§ **WHAT NEEDS TO BE DONE**:
Scan the records below for lines with the word "mode", then state how many you find and nothing else.

§ **SUPPLIED ENTRIES**:
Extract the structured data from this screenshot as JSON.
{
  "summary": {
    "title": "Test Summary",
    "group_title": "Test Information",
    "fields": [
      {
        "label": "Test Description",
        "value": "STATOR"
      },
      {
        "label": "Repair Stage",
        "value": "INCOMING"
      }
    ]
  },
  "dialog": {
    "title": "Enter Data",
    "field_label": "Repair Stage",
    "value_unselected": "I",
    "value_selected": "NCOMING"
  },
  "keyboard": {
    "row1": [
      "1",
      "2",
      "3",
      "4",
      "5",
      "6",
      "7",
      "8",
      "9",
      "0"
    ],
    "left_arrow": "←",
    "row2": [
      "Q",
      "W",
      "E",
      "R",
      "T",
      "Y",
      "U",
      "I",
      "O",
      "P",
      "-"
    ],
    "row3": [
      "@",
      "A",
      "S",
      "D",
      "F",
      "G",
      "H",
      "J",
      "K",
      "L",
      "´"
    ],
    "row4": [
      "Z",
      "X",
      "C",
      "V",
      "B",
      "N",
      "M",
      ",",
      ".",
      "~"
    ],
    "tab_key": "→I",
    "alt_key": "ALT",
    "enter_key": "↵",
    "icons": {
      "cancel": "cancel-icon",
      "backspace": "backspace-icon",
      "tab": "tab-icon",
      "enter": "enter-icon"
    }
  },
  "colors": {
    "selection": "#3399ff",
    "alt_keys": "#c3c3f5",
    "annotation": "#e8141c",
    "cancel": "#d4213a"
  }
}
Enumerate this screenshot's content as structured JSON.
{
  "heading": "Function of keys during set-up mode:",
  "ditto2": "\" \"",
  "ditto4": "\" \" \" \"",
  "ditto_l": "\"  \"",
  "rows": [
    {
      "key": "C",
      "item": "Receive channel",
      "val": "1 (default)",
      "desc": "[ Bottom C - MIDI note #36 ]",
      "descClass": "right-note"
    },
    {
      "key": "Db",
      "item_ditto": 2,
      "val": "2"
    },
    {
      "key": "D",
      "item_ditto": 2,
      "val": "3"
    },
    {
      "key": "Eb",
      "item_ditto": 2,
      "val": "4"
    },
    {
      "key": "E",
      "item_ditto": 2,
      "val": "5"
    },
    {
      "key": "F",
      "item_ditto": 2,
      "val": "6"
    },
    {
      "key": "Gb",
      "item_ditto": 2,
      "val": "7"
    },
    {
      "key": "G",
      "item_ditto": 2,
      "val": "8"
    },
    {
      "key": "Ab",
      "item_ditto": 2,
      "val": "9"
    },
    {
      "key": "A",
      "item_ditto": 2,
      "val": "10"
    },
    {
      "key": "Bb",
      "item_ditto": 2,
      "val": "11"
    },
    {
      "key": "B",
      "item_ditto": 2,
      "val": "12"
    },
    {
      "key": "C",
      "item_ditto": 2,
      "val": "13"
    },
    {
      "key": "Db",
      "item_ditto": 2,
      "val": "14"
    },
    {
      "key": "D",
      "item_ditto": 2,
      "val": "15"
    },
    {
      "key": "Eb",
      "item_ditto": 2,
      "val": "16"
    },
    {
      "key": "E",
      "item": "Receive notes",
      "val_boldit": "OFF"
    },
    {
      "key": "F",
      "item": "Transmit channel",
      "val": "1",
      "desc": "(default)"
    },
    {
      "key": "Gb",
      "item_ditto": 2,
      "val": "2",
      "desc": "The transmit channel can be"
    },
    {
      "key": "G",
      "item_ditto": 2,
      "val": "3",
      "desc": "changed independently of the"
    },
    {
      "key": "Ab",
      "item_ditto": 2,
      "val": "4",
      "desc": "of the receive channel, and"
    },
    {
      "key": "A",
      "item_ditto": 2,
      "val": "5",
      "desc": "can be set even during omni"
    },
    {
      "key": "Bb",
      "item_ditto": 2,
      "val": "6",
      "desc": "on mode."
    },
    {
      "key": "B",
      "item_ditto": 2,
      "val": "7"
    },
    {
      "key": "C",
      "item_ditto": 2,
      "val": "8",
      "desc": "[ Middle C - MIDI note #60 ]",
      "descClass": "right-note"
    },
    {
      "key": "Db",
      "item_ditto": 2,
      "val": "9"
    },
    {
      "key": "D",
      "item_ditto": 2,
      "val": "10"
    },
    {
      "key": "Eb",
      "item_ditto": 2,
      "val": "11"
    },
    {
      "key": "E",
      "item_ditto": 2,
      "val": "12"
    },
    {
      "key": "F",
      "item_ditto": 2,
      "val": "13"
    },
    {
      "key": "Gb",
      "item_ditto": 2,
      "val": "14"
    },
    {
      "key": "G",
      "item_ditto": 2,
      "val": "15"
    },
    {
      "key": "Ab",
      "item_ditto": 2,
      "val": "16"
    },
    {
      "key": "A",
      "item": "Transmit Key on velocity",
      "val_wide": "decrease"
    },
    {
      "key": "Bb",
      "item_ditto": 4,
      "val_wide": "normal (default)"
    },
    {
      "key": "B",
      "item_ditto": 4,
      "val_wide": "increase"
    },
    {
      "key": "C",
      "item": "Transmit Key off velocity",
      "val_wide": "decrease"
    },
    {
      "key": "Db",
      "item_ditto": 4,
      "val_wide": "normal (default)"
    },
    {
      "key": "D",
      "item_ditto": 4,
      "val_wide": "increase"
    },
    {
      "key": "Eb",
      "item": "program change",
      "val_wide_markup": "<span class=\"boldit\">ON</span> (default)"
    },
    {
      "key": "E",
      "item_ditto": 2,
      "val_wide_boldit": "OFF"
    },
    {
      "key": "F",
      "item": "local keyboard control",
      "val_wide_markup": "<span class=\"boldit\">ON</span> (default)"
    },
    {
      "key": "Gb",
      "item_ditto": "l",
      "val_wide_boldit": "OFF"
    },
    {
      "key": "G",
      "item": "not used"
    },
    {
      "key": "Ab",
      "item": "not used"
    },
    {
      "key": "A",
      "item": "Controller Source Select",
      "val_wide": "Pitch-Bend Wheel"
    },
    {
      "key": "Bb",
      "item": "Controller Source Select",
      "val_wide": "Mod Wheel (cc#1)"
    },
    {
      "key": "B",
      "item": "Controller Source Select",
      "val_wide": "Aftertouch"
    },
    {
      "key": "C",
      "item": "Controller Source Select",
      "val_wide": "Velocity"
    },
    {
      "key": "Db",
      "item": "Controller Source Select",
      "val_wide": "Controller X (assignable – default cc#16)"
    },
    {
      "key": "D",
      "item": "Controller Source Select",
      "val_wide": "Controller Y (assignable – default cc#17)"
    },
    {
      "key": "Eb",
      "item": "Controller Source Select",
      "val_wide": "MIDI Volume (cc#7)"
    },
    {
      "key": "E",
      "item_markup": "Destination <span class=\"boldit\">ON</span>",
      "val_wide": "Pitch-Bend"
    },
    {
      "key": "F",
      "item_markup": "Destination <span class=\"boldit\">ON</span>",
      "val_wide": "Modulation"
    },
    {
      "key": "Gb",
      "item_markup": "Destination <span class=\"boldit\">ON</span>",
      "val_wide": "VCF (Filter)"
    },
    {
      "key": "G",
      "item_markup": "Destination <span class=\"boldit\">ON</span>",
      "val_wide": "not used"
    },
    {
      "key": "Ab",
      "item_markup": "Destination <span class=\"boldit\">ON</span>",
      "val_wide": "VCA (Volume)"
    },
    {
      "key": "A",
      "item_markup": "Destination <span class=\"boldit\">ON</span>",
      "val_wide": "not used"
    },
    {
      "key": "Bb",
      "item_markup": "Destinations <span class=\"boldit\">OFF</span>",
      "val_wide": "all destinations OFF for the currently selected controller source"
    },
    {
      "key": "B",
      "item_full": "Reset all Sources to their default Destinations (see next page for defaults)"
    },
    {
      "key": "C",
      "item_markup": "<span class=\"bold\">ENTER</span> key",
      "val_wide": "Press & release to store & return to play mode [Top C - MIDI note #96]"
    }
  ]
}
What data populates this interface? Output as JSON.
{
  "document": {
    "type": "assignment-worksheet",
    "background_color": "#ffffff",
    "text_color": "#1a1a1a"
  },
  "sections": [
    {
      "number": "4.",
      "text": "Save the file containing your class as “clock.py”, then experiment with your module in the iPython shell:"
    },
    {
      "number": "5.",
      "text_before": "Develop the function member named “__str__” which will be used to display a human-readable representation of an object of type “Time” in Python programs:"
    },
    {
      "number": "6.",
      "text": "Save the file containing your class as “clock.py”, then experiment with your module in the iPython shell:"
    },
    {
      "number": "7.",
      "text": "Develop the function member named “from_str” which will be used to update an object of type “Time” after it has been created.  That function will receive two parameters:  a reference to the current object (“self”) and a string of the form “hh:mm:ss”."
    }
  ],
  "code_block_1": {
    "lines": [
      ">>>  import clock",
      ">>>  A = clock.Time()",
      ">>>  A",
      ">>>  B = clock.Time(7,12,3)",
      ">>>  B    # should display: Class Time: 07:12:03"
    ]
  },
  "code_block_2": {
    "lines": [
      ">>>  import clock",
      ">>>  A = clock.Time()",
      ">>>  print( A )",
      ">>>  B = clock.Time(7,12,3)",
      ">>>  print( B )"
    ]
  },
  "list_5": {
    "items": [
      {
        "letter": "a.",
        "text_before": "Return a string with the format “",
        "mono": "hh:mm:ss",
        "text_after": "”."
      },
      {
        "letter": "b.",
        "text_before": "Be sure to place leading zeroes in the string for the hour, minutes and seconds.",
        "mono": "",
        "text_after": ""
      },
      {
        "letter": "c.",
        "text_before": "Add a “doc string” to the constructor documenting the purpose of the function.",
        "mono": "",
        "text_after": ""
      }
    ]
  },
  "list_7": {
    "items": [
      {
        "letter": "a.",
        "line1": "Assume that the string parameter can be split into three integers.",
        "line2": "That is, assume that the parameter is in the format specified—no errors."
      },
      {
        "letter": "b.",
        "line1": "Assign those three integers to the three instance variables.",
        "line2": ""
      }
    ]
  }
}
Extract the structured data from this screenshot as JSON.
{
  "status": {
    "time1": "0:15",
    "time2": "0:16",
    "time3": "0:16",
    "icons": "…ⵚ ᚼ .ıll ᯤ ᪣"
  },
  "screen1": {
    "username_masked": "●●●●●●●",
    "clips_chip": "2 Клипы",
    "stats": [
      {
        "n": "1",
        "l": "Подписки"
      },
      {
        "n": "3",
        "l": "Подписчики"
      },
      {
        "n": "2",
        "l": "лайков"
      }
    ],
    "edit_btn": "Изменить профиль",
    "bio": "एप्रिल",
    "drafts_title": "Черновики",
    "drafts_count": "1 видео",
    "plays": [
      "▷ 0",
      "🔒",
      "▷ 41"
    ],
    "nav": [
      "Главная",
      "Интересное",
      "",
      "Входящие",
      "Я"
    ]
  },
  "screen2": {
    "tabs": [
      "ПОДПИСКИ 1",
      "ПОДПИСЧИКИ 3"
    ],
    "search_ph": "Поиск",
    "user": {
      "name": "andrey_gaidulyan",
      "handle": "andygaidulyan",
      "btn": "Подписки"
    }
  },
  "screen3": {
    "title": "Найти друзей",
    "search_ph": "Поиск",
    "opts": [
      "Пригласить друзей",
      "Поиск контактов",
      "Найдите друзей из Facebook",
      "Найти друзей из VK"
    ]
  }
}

§ **FINISHED TASK**:
3